For 100 years Valentine’s Day was not only associated with sweet sentiments, but was an occasion to send a cruel and biting message to someone you didn’t like. These cards — called “vinegar valentines” — were popular from 1840 to 1940 in both America and the U.K.
You could send them to your neighbors, friends, or enemies. You could send them to your schoolteacher, your boss, or people whose advances you wanted to dismiss. You could send them to people you thought were too ugly or fat, who drank too much, or people acting above their station. There was a card for pretty much every social ailment.
Pollen insists that people did send them to one another, albeit anonymously, and they were not meant to be jokes.
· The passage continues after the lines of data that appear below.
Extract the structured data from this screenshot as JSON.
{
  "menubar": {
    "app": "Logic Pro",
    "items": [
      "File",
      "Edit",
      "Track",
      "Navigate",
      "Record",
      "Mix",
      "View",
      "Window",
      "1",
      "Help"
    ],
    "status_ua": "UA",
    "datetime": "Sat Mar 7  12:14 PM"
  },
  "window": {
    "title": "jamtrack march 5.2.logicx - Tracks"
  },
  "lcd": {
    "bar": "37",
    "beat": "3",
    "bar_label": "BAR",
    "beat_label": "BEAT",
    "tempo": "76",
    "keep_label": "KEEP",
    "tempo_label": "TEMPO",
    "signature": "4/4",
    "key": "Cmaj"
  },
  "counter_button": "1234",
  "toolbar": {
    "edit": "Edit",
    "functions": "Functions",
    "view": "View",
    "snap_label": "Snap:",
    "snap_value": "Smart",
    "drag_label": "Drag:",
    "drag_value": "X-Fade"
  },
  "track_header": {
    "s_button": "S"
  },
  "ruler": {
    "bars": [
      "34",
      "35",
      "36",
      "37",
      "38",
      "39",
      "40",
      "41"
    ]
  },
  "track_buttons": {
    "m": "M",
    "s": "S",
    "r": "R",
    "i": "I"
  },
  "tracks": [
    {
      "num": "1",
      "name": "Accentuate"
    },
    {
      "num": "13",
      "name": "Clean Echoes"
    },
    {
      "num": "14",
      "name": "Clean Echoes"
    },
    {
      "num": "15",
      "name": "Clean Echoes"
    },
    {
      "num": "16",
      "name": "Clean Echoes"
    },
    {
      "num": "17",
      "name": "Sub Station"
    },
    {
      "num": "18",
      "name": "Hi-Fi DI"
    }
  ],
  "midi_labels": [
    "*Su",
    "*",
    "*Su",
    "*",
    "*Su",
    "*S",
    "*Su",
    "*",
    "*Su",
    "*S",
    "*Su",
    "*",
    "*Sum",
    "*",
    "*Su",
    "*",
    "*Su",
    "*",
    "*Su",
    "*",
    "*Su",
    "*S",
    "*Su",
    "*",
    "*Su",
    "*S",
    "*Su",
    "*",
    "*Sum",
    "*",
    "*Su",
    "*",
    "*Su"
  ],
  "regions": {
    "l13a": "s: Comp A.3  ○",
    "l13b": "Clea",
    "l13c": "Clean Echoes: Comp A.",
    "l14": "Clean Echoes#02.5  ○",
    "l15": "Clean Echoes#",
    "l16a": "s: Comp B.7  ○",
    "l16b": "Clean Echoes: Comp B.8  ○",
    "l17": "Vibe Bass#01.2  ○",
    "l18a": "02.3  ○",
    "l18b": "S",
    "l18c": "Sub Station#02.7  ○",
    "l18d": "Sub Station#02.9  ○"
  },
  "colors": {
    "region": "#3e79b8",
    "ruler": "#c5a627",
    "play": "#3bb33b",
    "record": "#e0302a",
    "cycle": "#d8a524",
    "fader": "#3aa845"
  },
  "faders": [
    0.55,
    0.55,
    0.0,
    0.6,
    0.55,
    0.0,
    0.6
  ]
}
Instead, they were meant to say: “Your behavior is unacceptable.” For much of the 1800s there was no such thing as a pre-paid stamp, so the person who got the mail paid for it, so often they were forced to buy their own insults, a twist of the knife from the sender.Lisa Wade, PhD is an Associate Professor at Tulane University. She is the author of American Hookup, a book about college sexual culture; a textbook about gender; and a forthcoming introductory text: Terrible Magnificent Sociology. You can follow her on Twitter and Instagram.